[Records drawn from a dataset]
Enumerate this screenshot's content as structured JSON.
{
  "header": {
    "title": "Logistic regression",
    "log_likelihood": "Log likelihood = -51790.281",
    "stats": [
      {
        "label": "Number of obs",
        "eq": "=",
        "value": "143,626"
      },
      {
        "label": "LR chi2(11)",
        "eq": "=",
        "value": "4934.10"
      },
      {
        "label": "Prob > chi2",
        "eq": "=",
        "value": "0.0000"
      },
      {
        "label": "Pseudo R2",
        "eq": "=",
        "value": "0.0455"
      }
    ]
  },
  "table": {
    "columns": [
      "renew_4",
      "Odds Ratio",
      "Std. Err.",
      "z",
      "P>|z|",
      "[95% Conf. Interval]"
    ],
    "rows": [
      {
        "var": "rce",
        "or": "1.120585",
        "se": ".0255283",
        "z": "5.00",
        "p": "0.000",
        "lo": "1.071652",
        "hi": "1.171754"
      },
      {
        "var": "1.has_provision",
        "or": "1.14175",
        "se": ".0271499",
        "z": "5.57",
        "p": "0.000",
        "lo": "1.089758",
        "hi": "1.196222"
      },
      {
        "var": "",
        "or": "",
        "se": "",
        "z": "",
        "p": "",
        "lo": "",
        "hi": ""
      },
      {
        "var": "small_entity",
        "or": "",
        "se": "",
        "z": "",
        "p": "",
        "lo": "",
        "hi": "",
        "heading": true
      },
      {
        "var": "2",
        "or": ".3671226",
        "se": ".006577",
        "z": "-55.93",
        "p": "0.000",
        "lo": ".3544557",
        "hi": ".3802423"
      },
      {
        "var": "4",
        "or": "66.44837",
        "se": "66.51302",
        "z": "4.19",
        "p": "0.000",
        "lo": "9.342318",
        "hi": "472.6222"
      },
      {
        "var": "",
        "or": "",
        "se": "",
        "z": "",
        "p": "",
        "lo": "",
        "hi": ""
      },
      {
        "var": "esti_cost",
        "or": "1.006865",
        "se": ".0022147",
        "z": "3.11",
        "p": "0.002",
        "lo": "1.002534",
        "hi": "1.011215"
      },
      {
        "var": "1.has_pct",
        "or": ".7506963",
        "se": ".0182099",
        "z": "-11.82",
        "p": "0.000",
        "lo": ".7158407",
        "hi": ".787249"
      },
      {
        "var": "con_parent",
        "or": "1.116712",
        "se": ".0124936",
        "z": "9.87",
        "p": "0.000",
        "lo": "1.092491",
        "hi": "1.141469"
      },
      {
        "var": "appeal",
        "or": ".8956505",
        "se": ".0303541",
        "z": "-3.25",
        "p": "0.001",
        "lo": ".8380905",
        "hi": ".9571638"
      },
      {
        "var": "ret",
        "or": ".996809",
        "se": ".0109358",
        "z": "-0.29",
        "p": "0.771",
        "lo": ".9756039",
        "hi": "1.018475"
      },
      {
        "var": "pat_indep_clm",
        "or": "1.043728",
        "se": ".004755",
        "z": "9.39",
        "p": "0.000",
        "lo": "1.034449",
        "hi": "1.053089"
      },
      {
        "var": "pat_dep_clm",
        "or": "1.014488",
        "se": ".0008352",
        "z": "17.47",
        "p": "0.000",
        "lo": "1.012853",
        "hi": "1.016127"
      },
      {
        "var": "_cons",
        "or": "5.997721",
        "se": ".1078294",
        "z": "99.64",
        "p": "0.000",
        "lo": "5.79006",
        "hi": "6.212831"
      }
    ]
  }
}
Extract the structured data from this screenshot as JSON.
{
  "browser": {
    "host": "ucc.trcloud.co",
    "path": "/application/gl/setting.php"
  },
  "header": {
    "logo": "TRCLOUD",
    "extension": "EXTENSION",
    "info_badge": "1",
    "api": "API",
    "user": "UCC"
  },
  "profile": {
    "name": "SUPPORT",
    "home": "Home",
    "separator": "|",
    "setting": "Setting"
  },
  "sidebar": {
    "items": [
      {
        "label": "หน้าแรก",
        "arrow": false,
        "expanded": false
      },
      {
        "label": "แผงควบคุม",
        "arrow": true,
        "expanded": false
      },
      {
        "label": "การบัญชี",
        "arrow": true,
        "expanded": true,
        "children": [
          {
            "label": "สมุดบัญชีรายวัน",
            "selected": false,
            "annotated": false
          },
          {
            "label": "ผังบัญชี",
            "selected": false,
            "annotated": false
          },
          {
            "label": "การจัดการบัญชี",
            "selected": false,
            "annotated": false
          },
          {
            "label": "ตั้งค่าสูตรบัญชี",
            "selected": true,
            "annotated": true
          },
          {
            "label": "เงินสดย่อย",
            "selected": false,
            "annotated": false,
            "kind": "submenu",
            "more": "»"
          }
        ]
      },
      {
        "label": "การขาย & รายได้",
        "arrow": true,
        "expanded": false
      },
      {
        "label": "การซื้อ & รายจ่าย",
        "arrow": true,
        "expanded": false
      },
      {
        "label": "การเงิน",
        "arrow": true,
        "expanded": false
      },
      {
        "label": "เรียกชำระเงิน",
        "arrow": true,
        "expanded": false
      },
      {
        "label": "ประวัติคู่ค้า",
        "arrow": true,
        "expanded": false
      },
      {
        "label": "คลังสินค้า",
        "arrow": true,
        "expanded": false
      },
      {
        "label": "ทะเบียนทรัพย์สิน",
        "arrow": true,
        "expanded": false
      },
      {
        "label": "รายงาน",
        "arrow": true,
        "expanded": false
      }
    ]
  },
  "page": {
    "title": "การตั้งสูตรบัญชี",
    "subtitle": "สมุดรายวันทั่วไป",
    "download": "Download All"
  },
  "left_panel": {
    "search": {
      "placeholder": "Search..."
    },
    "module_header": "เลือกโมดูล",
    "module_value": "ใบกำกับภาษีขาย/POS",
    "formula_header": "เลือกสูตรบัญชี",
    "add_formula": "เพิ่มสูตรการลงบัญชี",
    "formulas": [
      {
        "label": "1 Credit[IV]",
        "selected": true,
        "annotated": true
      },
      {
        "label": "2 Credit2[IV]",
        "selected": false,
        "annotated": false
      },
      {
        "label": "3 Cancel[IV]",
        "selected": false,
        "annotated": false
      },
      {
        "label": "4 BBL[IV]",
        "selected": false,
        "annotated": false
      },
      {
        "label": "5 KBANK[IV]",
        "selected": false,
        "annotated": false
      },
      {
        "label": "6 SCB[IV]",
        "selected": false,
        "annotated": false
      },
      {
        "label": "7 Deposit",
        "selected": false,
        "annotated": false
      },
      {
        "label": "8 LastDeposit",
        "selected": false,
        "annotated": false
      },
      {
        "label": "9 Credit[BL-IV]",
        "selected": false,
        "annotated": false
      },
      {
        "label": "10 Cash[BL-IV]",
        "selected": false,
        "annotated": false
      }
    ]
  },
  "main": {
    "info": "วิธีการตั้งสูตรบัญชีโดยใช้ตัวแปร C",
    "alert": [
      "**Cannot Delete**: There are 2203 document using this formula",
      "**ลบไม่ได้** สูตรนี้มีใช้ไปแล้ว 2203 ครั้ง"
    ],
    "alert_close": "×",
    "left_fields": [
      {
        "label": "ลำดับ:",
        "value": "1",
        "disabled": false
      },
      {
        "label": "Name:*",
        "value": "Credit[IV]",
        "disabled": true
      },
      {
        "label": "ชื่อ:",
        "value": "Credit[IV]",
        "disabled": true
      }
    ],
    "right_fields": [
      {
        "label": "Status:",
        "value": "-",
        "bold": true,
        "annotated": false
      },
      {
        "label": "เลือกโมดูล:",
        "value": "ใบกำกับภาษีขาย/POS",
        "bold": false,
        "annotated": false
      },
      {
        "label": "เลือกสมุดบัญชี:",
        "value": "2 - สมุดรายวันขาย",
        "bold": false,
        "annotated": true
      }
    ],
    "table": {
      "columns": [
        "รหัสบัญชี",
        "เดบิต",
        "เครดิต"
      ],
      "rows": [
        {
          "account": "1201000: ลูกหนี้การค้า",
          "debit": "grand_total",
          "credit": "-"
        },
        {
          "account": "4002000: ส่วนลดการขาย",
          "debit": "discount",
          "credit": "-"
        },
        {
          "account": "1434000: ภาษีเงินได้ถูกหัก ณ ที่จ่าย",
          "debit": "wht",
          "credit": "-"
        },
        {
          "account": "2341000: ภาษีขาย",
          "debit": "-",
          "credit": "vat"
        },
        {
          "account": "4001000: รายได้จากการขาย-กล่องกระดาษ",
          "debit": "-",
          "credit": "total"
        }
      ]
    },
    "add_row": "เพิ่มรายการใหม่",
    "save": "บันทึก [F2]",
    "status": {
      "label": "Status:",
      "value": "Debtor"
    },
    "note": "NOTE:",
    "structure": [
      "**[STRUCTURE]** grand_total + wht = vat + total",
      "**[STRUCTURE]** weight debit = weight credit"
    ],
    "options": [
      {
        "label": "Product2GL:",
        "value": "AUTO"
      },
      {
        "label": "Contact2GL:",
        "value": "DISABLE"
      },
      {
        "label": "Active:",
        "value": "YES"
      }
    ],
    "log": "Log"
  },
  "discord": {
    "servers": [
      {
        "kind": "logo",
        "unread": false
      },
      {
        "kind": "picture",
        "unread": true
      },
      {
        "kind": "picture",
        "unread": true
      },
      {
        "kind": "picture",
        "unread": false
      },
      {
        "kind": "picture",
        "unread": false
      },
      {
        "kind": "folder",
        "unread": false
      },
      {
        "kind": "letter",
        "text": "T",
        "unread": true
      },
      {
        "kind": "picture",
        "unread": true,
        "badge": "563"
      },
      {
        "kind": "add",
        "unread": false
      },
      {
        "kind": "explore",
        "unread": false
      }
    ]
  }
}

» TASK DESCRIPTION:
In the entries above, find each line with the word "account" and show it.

» WRITTEN SOLUTION:
          "account": "1201000: ลูกหนี้การค้า",
          "account": "4002000: ส่วนลดการขาย",
          "account": "1434000: ภาษีเงินได้ถูกหัก ณ ที่จ่าย",
          "account": "2341000: ภาษีขาย",
          "account": "4001000: รายได้จากการขาย-กล่องกระดาษ",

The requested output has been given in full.